A 2013 investigative report made public for the first time Thursday indicates that Louisiana State University officials warned former head football coach Les Miles about his behavior around young women.
The report, parts of which remain redacted, nonetheless reveals that several LSU athletic department employees said Miles was insistent that LSU hire “attractive, blonde, fit” female students to work in recruiting, and that Miles had been forbidden from having one-on-one meetings or interactions with student employees, according to The Advocate of Baton Rouge. Miles’ supervisors also ordered him to stop texting, calling and messaging student employees, the investigation found.
The full report can be found here.
In one specific case, Miles had been accused of kissing a female student twice, engaging in "unwanted touching" of her, telling her he was attracted to her and suggesting that they go to a hotel or to his condo together. Miles, the current head coach at the University of Kansas, denies kissing the student, The Advocate reported. A statement on his behalf portrays Miles as a victim and a mentor to young women while at LSU. Kansas officials "will wait to comment further" until after reviewing the investigative report more closely, according to The Advocate.
LSU fired Miles four games into the 2016 season.
The law firm Taylor Porter reviewed allegations from two female students who worked in the athletic department, including one woman who babysat for Miles’ children. LSU ordered the coach to stop hiring female students to babysit his children and to stop being alone with them. He was also made to attend eight, one-hour sessions that he had to pay for and attend with an attorney, the report said.
As reported by The Advocate, it took eight years, investigations by two law firms and a lawsuit from USA Today — which was the first to receive a copy of the investigation Thursday — to uncover the allegations against Miles. The investigative report by the law firm Taylor Porter details the various ways in which attorneys and LSU officials worked to ensure that it would remain secret, with all parties agreeing that they would never release the document unless under a court order.
LSU officials aware of the 2013 investigation at the time of its launch include former board of supervisors Chairman Hank Danos, chairman-elect Bobby Yarborough, athletic committee chairman Stanley Jacobs, former general counsel Shelby McKenzie, former athletic director Joe Alleva and current senior associate athletic Director Miriam Segar.
On Wednesday, Miles asked a Baton Rouge judge to release the report, saying through his lawyer that he is tired of "unfair and speculative reporting" surrounding the investigation.
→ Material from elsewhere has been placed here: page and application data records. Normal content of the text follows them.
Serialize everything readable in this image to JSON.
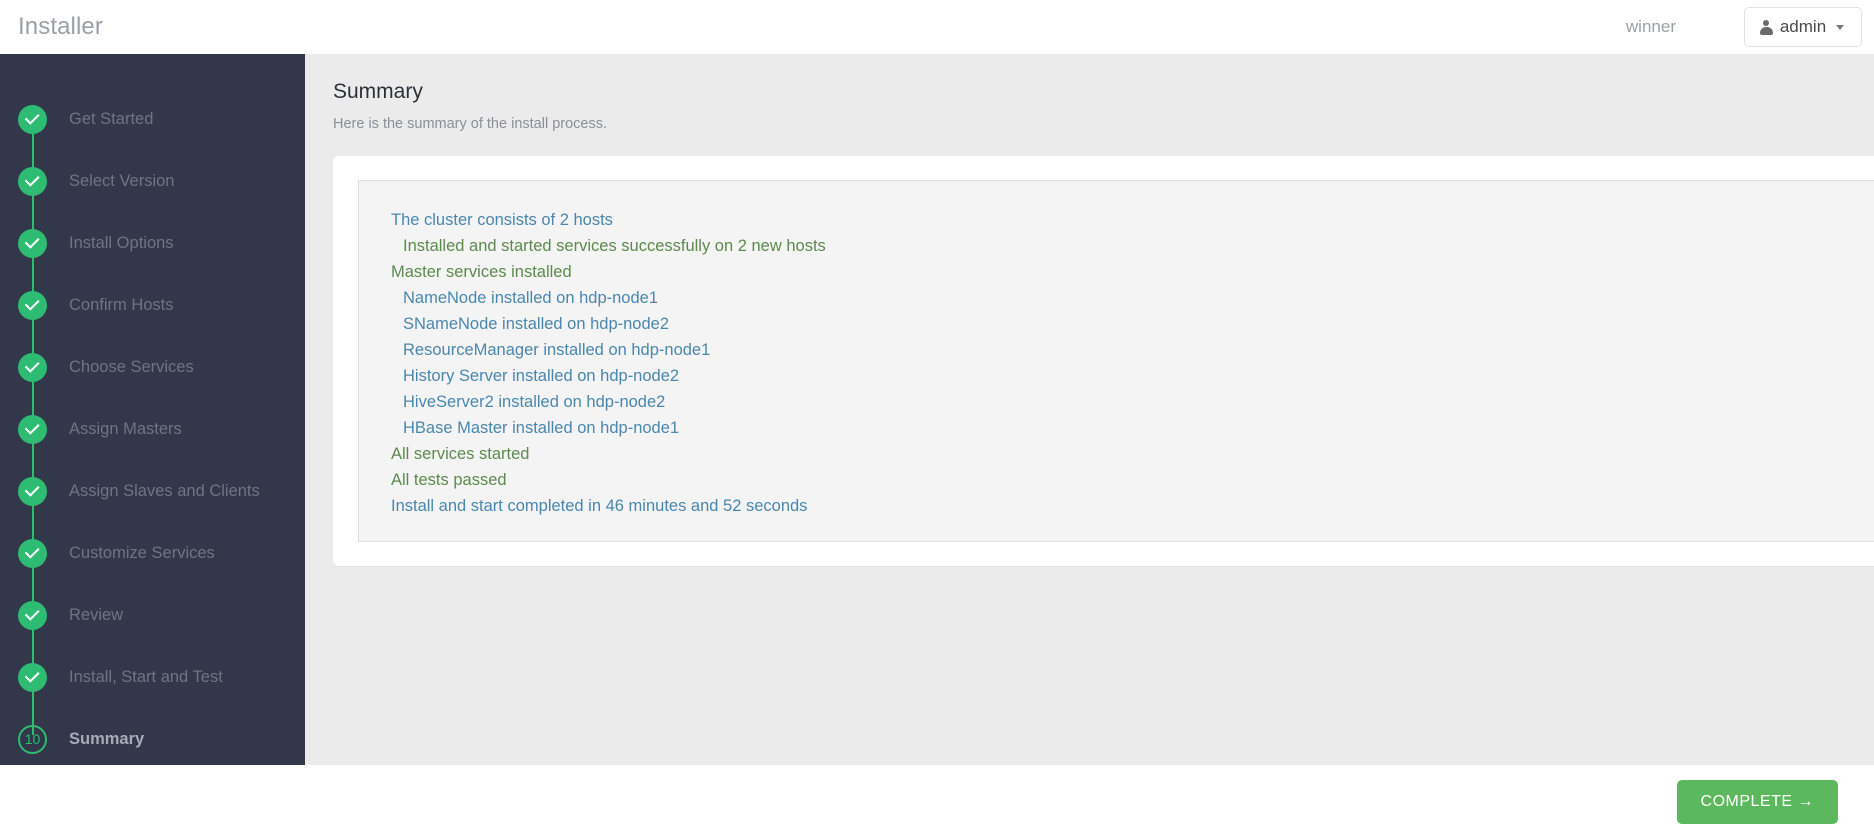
{
  "header": {
    "brand": "Installer",
    "cluster_name": "winner",
    "user_menu": {
      "label": "admin",
      "icon": "person-icon",
      "caret": "chevron-down-icon"
    }
  },
  "sidebar": {
    "steps": [
      {
        "label": "Get Started",
        "state": "done",
        "marker": "check"
      },
      {
        "label": "Select Version",
        "state": "done",
        "marker": "check"
      },
      {
        "label": "Install Options",
        "state": "done",
        "marker": "check"
      },
      {
        "label": "Confirm Hosts",
        "state": "done",
        "marker": "check"
      },
      {
        "label": "Choose Services",
        "state": "done",
        "marker": "check"
      },
      {
        "label": "Assign Masters",
        "state": "done",
        "marker": "check"
      },
      {
        "label": "Assign Slaves and Clients",
        "state": "done",
        "marker": "check"
      },
      {
        "label": "Customize Services",
        "state": "done",
        "marker": "check"
      },
      {
        "label": "Review",
        "state": "done",
        "marker": "check"
      },
      {
        "label": "Install, Start and Test",
        "state": "done",
        "marker": "check"
      },
      {
        "label": "Summary",
        "state": "active",
        "marker": "10"
      }
    ]
  },
  "main": {
    "title": "Summary",
    "subtitle": "Here is the summary of the install process.",
    "summary_lines": [
      {
        "text": "The cluster consists of 2 hosts",
        "level": 0,
        "color": "blue"
      },
      {
        "text": "Installed and started services successfully on 2 new hosts",
        "level": 1,
        "color": "green"
      },
      {
        "text": "Master services installed",
        "level": 0,
        "color": "green"
      },
      {
        "text": "NameNode installed on hdp-node1",
        "level": 1,
        "color": "blue"
      },
      {
        "text": "SNameNode installed on hdp-node2",
        "level": 1,
        "color": "blue"
      },
      {
        "text": "ResourceManager installed on hdp-node1",
        "level": 1,
        "color": "blue"
      },
      {
        "text": "History Server installed on hdp-node2",
        "level": 1,
        "color": "blue"
      },
      {
        "text": "HiveServer2 installed on hdp-node2",
        "level": 1,
        "color": "blue"
      },
      {
        "text": "HBase Master installed on hdp-node1",
        "level": 1,
        "color": "blue"
      },
      {
        "text": "All services started",
        "level": 0,
        "color": "green"
      },
      {
        "text": "All tests passed",
        "level": 0,
        "color": "green"
      },
      {
        "text": "Install and start completed in 46 minutes and 52 seconds",
        "level": 0,
        "color": "blue"
      }
    ]
  },
  "footer": {
    "complete_label": "COMPLETE →"
  },
  "colors": {
    "accent_green": "#2dbc72",
    "button_green": "#5cb85c",
    "sidebar_bg": "#32374a",
    "content_bg": "#ebebeb",
    "line_blue": "#4a87ad",
    "line_green": "#5d8a4e"
  }
}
Miles had previously intervened in the case in hopes of keeping the report secret, The Advocate reported.
A second report, by the law firm Husch Blackwell, is due to be released today, and will examine LSU's past handlings of sexual assault and domestic violence cases on campus.